Task directions >> Below are the records; how many of their lines contain "text"? Reply only with that figure.

[Extracted data entries]

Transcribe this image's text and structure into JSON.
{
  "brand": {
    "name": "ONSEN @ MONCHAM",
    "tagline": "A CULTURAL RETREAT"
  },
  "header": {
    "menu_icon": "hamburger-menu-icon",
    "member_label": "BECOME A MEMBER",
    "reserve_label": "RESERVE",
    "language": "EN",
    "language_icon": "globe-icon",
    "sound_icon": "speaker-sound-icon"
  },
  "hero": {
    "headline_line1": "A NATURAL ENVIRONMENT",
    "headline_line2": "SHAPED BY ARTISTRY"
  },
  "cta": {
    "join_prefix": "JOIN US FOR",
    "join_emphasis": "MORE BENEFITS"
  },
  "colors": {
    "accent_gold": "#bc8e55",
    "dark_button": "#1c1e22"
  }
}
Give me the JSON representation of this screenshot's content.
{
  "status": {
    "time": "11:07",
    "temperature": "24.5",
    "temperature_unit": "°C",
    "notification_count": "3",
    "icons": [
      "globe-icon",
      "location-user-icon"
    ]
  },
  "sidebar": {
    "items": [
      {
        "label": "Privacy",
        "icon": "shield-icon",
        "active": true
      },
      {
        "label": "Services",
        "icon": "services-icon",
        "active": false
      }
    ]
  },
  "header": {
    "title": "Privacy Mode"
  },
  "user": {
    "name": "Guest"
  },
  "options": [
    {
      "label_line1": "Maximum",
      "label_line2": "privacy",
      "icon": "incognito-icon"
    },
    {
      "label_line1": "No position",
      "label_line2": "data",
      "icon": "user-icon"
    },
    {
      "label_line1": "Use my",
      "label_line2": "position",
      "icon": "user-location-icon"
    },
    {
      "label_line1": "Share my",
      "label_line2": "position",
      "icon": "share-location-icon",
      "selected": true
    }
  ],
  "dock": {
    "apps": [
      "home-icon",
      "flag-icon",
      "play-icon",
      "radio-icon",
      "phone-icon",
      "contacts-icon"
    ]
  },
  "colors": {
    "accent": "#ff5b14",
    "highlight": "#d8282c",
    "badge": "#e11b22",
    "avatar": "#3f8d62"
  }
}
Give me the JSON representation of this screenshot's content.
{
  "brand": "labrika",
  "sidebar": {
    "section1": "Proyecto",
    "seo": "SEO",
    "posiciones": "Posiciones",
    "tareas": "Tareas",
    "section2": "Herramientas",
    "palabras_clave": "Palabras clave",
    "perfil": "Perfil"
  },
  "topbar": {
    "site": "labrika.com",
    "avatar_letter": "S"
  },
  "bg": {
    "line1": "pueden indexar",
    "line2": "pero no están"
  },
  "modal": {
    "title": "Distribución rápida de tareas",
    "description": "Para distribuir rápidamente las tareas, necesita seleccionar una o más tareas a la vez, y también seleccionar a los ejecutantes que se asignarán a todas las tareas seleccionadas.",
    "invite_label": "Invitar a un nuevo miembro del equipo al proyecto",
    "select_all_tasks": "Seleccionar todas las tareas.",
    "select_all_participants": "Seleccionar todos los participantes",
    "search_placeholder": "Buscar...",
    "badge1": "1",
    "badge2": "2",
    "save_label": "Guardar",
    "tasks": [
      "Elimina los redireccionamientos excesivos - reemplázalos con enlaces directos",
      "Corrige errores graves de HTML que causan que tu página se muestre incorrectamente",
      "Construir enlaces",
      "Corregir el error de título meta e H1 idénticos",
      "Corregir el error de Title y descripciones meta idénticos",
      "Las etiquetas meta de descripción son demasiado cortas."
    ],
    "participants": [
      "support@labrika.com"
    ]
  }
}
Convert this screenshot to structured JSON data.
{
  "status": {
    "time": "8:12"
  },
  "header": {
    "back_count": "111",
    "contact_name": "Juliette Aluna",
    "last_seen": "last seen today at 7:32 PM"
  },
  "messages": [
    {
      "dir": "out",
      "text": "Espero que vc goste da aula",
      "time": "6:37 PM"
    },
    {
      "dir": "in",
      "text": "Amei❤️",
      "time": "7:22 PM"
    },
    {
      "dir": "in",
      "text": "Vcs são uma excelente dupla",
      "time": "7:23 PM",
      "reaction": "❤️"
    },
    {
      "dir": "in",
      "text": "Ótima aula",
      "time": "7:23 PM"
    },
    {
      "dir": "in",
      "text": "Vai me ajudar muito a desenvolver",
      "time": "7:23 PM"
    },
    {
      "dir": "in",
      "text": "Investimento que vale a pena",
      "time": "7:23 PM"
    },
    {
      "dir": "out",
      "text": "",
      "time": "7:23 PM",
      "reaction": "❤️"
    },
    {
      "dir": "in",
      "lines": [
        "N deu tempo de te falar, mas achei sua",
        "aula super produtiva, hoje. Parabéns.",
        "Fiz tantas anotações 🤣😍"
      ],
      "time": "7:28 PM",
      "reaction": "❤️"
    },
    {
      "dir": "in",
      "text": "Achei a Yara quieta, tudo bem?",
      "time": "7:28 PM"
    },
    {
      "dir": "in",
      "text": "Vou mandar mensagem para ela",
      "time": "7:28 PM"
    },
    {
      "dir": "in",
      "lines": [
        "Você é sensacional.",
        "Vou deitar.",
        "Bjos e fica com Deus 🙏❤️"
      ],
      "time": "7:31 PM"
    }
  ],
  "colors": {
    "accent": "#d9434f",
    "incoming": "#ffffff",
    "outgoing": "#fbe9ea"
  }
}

Exercise output >> 10